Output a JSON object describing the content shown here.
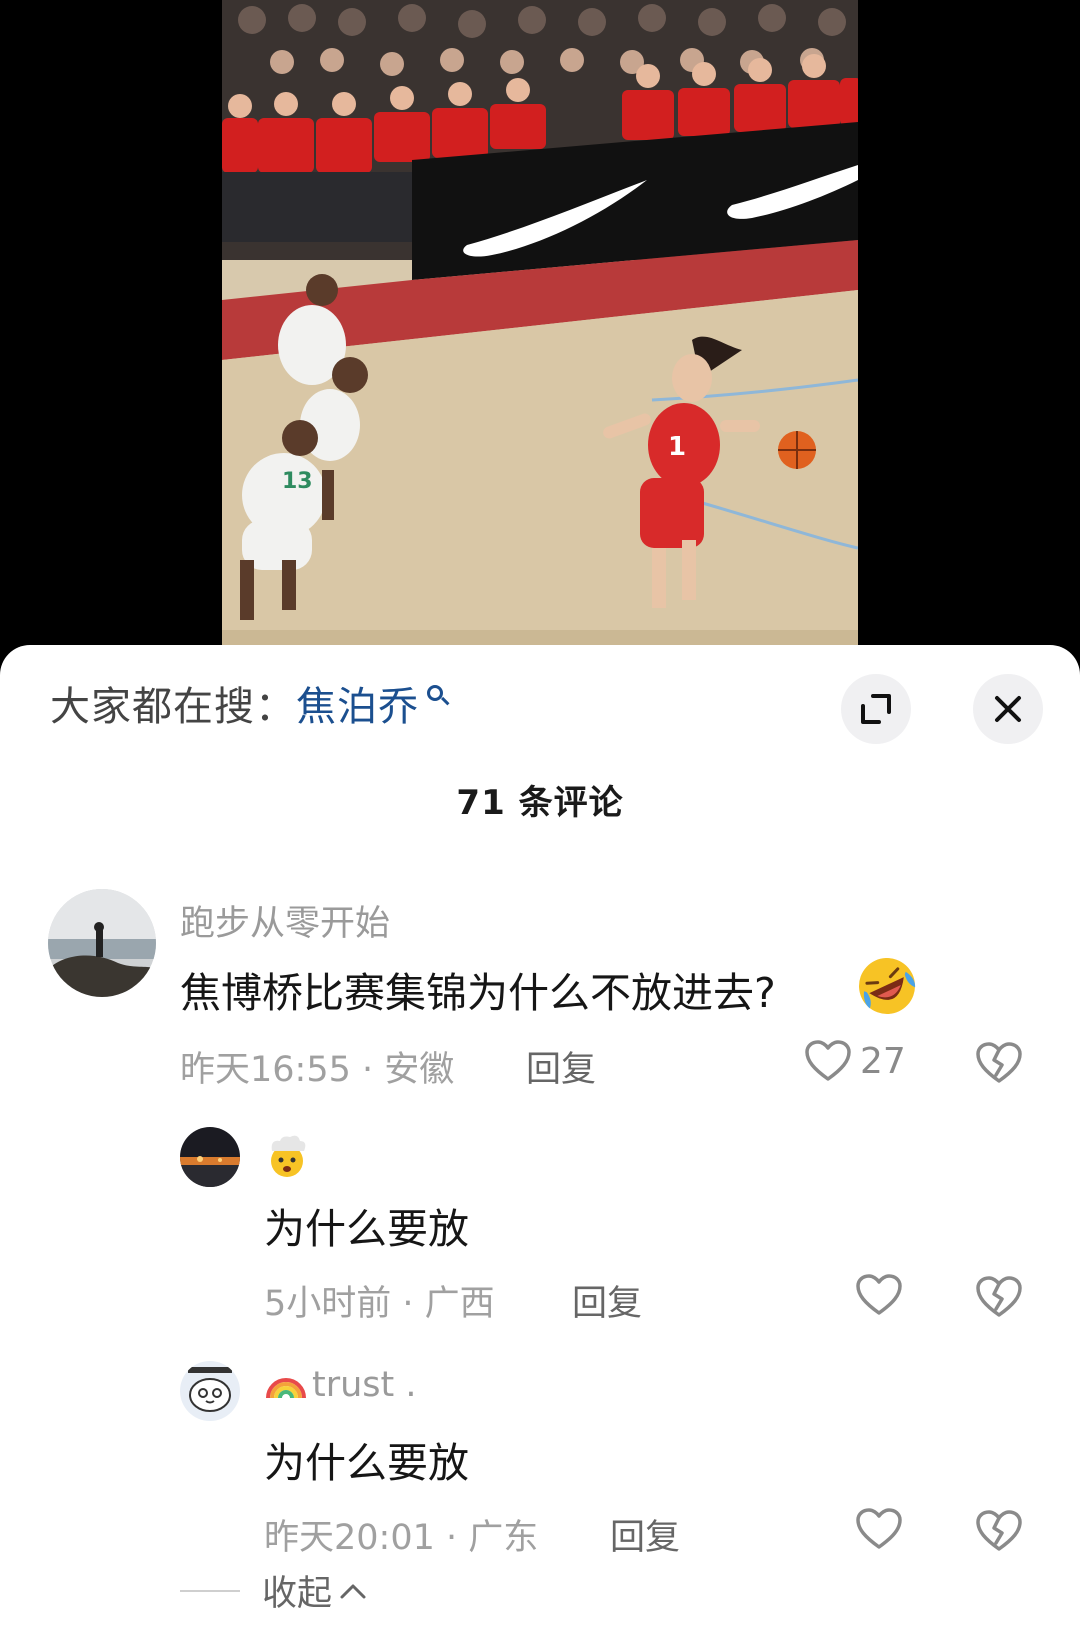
{
  "search": {
    "prefix": "大家都在搜：",
    "term": "焦泊乔"
  },
  "comments_header": {
    "count_label": "71 条评论"
  },
  "comments": [
    {
      "username": "跑步从零开始",
      "text": "焦博桥比赛集锦为什么不放进去?",
      "meta": "昨天16:55 · 安徽",
      "reply_label": "回复",
      "likes": "27",
      "emoji": "rolling-on-floor-laughing"
    }
  ],
  "replies": [
    {
      "username_emoji": "exploding-head",
      "text": "为什么要放",
      "meta": "5小时前 · 广西",
      "reply_label": "回复"
    },
    {
      "username": "trust .",
      "text": "为什么要放",
      "meta": "昨天20:01 · 广东",
      "reply_label": "回复"
    }
  ],
  "collapse_label": "收起",
  "colors": {
    "link_blue": "#1b4f8f",
    "sheet_bg": "#ffffff",
    "meta_gray": "#a0a0a0"
  }
}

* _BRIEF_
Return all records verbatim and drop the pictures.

* _WRITTEN ANSWER_
Output a JSON object describing the content shown here.
{
  "search": {
    "prefix": "大家都在搜：",
    "term": "焦泊乔"
  },
  "comments_header": {
    "count_label": "71 条评论"
  },
  "comments": [
    {
      "username": "跑步从零开始",
      "text": "焦博桥比赛集锦为什么不放进去?",
      "meta": "昨天16:55 · 安徽",
      "reply_label": "回复",
      "likes": "27",
      "emoji": "rolling-on-floor-laughing"
    }
  ],
  "replies": [
    {
      "username_emoji": "exploding-head",
      "text": "为什么要放",
      "meta": "5小时前 · 广西",
      "reply_label": "回复"
    },
    {
      "username": "trust .",
      "text": "为什么要放",
      "meta": "昨天20:01 · 广东",
      "reply_label": "回复"
    }
  ],
  "collapse_label": "收起",
  "colors": {
    "link_blue": "#1b4f8f",
    "sheet_bg": "#ffffff",
    "meta_gray": "#a0a0a0"
  }
}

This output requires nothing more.